FSMA’s regulations for “Current Good Manufacturing Practice and Hazard Analysis and Risk-based Preventive Controls for Food for Animals” require animal food facilities to develop a facility-specific animal food safety plan. This plan begins with conducting a hazard analysis of the facility and the products produced in the facility. The FDA’s regulations require that the hazard analysis be based upon experience, illness data, scientific reports and other information.
To assist members in completing the required hazard analysis, the National Grain and Feed Foundation and the AFIA’s foundation — the Institute for Feed Education and Research — contracted with the University of Minnesota’s Center for Food Safety and Animal Health to review scientific literature and published recall reports for hazards that have occurred in animal food. The resulting “Scientific Literature Database Tool” summarizes published information regarding the occurrence of hazards in animal food. In addition, the tool contains qualitative scoring to describe the severity of identified hazards for 16 animal species groups.
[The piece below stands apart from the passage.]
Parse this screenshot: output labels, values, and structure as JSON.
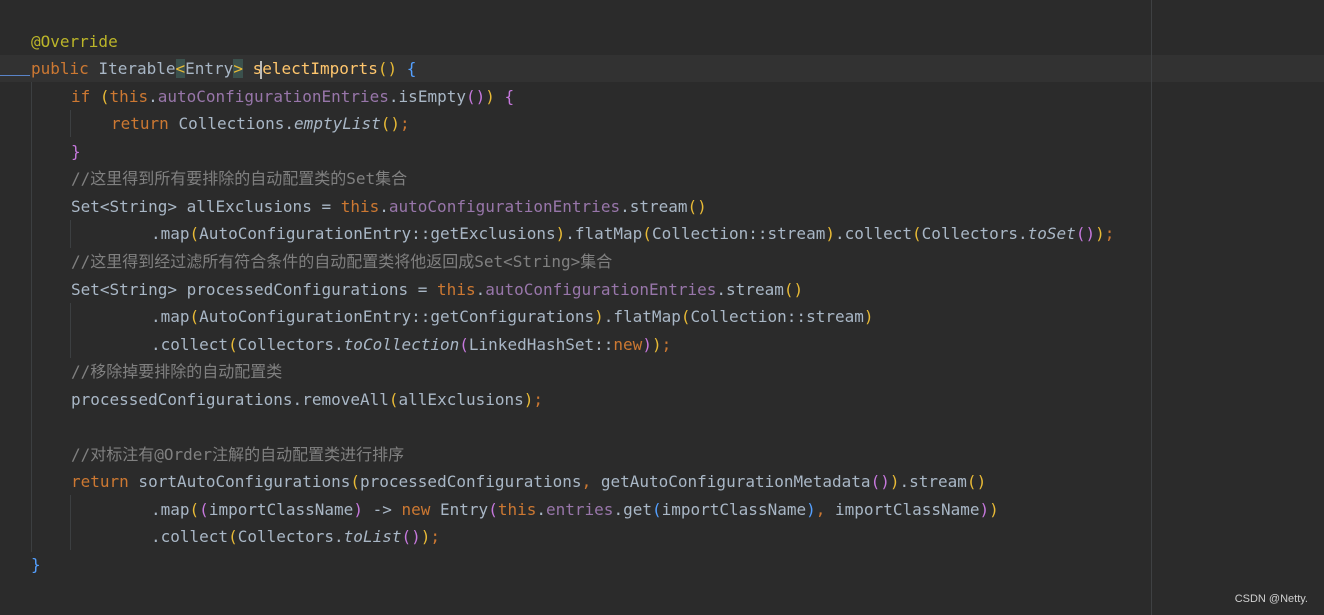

“The tool is an ideal starting place for our members in their development of a facility-specific hazard analysis,” the groups said. “It is important to note that facilities during their assessment also will need to incorporate experience data and other information in identifying hazards and determining severity and probability to determine if the hazard is one that is known or reasonably foreseeable and that may require a preventive control.”
This scientific literature database tool is currently offered only to the associations’ members as a member benefit.
The AFIA and NGFA said the database will be updated in three years to maintain its relevance, as FSMA requires reanalysis of a facility's hazard analysis a least every three years.